verb (used with object), whizzed, whiz·zing.
Origin of whiz1
Definition for whiz (2 of 2)
Origin of whiz2
Examples from the Web for whiz
Significantly, Ruthie was also a whiz at math—a subject in which Bernie was notably deficient.
We had not gained more than a hundred yards, when the whiz of an arrow met our ears.The Privateer's-Man|Frederick Marryat
There was a whiz and a loud report, and the enormous mass of ice heaved upwards in the centre, and fell back in huge fragments.The World of Ice|R.M. Ballantyne
These shells come with a whiz like an express train, and then—crash!The Childrens' Story of the War, Volume 3 (of 10)|James Edward Parrott
Chemic, using bleaching powder liquor at ½° Tw., allowing them to steep for two hours, then wash and whiz.The Dyeing of Cotton Fabrics|Franklin Beech
The tourists who come there now in their touring cars look at that black-faced rock about half a second and whiz by.The Young Alaskans on the Missouri|Emerson Hough
Word Origin and History for whiz

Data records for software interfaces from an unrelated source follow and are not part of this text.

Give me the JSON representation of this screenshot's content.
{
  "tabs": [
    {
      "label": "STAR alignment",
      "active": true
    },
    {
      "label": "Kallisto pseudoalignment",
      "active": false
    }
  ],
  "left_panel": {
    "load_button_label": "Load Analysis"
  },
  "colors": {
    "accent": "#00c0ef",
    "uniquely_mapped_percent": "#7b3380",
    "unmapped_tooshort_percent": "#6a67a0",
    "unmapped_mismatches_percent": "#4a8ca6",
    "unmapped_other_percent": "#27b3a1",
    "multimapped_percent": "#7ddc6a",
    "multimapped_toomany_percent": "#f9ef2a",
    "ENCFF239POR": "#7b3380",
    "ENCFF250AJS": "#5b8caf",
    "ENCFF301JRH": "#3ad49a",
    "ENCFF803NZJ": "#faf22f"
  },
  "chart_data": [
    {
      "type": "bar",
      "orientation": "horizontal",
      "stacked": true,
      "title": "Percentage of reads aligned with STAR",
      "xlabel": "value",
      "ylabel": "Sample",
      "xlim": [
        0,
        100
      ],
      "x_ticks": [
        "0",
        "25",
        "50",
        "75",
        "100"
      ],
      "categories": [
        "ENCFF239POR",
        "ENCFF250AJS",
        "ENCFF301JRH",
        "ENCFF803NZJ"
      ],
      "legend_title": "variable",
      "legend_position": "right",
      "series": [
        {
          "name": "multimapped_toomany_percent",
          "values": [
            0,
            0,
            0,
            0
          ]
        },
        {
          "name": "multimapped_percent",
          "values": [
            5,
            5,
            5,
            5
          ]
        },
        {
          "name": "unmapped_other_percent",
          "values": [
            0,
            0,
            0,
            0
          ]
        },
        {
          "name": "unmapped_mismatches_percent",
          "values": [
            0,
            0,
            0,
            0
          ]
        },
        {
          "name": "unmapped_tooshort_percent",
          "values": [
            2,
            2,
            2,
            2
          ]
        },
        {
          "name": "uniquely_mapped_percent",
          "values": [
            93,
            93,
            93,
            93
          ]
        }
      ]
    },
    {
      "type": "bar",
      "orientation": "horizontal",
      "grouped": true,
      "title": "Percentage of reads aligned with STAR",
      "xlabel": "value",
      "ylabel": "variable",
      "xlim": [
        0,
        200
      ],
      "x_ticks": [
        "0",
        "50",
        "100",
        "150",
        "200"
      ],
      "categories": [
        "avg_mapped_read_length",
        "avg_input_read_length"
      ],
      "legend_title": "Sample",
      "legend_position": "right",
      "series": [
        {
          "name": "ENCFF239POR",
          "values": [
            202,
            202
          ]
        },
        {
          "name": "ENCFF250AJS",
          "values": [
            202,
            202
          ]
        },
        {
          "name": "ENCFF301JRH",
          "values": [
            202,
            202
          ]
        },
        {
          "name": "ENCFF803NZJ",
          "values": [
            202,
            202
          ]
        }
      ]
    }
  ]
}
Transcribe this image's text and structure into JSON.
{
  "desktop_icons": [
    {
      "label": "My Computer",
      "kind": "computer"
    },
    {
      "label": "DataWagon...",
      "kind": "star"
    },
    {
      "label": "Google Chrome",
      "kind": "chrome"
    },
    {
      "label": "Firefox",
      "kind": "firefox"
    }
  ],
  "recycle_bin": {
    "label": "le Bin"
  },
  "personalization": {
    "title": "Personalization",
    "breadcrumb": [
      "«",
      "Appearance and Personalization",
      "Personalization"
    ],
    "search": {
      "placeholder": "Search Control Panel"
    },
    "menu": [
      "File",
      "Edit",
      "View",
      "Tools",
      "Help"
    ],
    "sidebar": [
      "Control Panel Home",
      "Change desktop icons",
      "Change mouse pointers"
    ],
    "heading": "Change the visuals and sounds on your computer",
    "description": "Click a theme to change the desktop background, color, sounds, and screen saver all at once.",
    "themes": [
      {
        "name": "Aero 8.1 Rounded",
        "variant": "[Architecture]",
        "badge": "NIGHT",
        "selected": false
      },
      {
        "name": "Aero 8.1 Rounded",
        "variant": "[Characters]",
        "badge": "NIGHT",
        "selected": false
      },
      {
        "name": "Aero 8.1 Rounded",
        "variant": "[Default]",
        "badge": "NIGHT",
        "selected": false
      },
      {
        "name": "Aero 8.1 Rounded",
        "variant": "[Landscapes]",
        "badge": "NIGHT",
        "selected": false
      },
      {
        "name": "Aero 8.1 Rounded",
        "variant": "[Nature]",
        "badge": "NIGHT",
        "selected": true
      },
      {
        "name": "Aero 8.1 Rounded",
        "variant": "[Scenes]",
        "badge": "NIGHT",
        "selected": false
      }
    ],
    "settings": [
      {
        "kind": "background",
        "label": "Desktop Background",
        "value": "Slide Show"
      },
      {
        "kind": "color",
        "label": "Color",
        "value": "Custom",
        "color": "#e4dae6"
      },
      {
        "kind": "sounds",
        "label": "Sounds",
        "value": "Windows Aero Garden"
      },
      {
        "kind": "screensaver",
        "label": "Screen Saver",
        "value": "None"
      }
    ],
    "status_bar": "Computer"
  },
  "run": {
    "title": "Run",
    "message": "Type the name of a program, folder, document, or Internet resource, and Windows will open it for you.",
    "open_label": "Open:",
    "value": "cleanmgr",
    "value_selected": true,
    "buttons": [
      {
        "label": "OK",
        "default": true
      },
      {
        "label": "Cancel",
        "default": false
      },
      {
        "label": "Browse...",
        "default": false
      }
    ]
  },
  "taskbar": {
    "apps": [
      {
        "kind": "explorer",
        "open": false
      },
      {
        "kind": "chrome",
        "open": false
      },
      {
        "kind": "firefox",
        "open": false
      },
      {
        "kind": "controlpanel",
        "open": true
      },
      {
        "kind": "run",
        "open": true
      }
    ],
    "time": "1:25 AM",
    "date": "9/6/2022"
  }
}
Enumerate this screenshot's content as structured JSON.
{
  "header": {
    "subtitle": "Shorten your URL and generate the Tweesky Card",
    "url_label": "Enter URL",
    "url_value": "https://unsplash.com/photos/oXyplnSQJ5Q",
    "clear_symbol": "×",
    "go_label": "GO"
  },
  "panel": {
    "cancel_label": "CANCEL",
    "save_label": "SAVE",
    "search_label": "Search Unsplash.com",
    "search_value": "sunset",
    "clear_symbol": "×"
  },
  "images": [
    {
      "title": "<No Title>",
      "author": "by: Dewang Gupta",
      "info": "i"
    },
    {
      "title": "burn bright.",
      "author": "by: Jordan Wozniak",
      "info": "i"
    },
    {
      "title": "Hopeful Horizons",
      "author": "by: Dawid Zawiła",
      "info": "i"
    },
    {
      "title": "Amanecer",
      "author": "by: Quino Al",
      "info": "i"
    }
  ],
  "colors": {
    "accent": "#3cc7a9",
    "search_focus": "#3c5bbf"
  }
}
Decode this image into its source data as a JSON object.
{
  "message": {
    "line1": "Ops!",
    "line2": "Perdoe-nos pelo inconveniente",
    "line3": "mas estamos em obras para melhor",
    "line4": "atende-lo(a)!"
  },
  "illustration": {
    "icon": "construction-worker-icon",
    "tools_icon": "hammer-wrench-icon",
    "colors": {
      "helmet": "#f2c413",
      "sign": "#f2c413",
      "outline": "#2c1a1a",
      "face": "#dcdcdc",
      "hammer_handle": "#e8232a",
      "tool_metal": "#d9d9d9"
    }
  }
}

"clever person," 1914, probably a special use of whiz "something remarkable" (1908), an extended sense of whizz; or perhaps a shortened form of wizard. Noun phrase whiz kid is from 1930s, a take-off on a radio show's quiz kid.